*What is being asked:* Each entry, in full: copy it out exactly.

Data about app and page elements
==*==
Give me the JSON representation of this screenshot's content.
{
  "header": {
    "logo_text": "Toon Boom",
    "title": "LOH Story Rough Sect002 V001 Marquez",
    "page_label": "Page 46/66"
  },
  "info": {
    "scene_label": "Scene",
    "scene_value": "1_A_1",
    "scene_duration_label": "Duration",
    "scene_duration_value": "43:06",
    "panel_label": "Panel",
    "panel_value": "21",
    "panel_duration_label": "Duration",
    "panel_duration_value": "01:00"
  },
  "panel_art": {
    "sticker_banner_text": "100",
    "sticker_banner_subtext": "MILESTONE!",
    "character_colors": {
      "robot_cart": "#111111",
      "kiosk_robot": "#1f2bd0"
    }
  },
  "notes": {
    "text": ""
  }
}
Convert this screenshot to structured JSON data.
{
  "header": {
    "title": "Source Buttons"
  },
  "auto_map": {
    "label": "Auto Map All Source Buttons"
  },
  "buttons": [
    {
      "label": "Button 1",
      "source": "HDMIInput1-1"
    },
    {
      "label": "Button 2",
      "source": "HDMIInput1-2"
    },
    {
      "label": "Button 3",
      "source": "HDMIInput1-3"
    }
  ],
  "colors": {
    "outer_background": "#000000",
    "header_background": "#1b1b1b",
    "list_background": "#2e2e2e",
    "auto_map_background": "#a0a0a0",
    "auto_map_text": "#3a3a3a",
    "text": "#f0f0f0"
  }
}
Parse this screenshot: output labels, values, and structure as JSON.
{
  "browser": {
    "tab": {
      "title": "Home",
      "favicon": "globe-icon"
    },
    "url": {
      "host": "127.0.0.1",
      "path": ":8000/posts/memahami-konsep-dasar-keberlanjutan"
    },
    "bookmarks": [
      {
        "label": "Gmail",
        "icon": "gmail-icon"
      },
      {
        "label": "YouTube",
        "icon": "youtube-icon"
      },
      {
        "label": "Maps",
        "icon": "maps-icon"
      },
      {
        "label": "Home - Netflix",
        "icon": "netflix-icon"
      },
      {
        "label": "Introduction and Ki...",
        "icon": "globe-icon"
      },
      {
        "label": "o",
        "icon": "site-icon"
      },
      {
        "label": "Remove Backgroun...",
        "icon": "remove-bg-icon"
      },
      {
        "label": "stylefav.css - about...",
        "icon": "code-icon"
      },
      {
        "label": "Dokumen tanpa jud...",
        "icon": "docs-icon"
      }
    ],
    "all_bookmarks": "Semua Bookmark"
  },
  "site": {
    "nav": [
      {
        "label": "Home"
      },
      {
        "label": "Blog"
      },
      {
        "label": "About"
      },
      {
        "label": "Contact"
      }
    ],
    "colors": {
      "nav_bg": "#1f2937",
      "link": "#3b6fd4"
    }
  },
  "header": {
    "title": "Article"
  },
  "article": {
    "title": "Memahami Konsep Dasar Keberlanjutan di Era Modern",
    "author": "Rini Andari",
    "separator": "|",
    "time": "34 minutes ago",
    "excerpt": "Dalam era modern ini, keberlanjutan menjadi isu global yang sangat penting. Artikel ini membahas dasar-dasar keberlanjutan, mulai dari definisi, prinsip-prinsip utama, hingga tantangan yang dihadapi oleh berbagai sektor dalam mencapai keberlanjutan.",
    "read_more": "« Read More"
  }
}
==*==
*Answer for this exercise:*
Give me the JSON representation of this screenshot's content.
{
  "header": {
    "logo_text": "Toon Boom",
    "title": "LOH Story Rough Sect002 V001 Marquez",
    "page_label": "Page 46/66"
  },
  "info": {
    "scene_label": "Scene",
    "scene_value": "1_A_1",
    "scene_duration_label": "Duration",
    "scene_duration_value": "43:06",
    "panel_label": "Panel",
    "panel_value": "21",
    "panel_duration_label": "Duration",
    "panel_duration_value": "01:00"
  },
  "panel_art": {
    "sticker_banner_text": "100",
    "sticker_banner_subtext": "MILESTONE!",
    "character_colors": {
      "robot_cart": "#111111",
      "kiosk_robot": "#1f2bd0"
    }
  },
  "notes": {
    "text": ""
  }
}
Convert this screenshot to structured JSON data.
{
  "header": {
    "title": "Source Buttons"
  },
  "auto_map": {
    "label": "Auto Map All Source Buttons"
  },
  "buttons": [
    {
      "label": "Button 1",
      "source": "HDMIInput1-1"
    },
    {
      "label": "Button 2",
      "source": "HDMIInput1-2"
    },
    {
      "label": "Button 3",
      "source": "HDMIInput1-3"
    }
  ],
  "colors": {
    "outer_background": "#000000",
    "header_background": "#1b1b1b",
    "list_background": "#2e2e2e",
    "auto_map_background": "#a0a0a0",
    "auto_map_text": "#3a3a3a",
    "text": "#f0f0f0"
  }
}
Parse this screenshot: output labels, values, and structure as JSON.
{
  "browser": {
    "tab": {
      "title": "Home",
      "favicon": "globe-icon"
    },
    "url": {
      "host": "127.0.0.1",
      "path": ":8000/posts/memahami-konsep-dasar-keberlanjutan"
    },
    "bookmarks": [
      {
        "label": "Gmail",
        "icon": "gmail-icon"
      },
      {
        "label": "YouTube",
        "icon": "youtube-icon"
      },
      {
        "label": "Maps",
        "icon": "maps-icon"
      },
      {
        "label": "Home - Netflix",
        "icon": "netflix-icon"
      },
      {
        "label": "Introduction and Ki...",
        "icon": "globe-icon"
      },
      {
        "label": "o",
        "icon": "site-icon"
      },
      {
        "label": "Remove Backgroun...",
        "icon": "remove-bg-icon"
      },
      {
        "label": "stylefav.css - about...",
        "icon": "code-icon"
      },
      {
        "label": "Dokumen tanpa jud...",
        "icon": "docs-icon"
      }
    ],
    "all_bookmarks": "Semua Bookmark"
  },
  "site": {
    "nav": [
      {
        "label": "Home"
      },
      {
        "label": "Blog"
      },
      {
        "label": "About"
      },
      {
        "label": "Contact"
      }
    ],
    "colors": {
      "nav_bg": "#1f2937",
      "link": "#3b6fd4"
    }
  },
  "header": {
    "title": "Article"
  },
  "article": {
    "title": "Memahami Konsep Dasar Keberlanjutan di Era Modern",
    "author": "Rini Andari",
    "separator": "|",
    "time": "34 minutes ago",
    "excerpt": "Dalam era modern ini, keberlanjutan menjadi isu global yang sangat penting. Artikel ini membahas dasar-dasar keberlanjutan, mulai dari definisi, prinsip-prinsip utama, hingga tantangan yang dihadapi oleh berbagai sektor dalam mencapai keberlanjutan.",
    "read_more": "« Read More"
  }
}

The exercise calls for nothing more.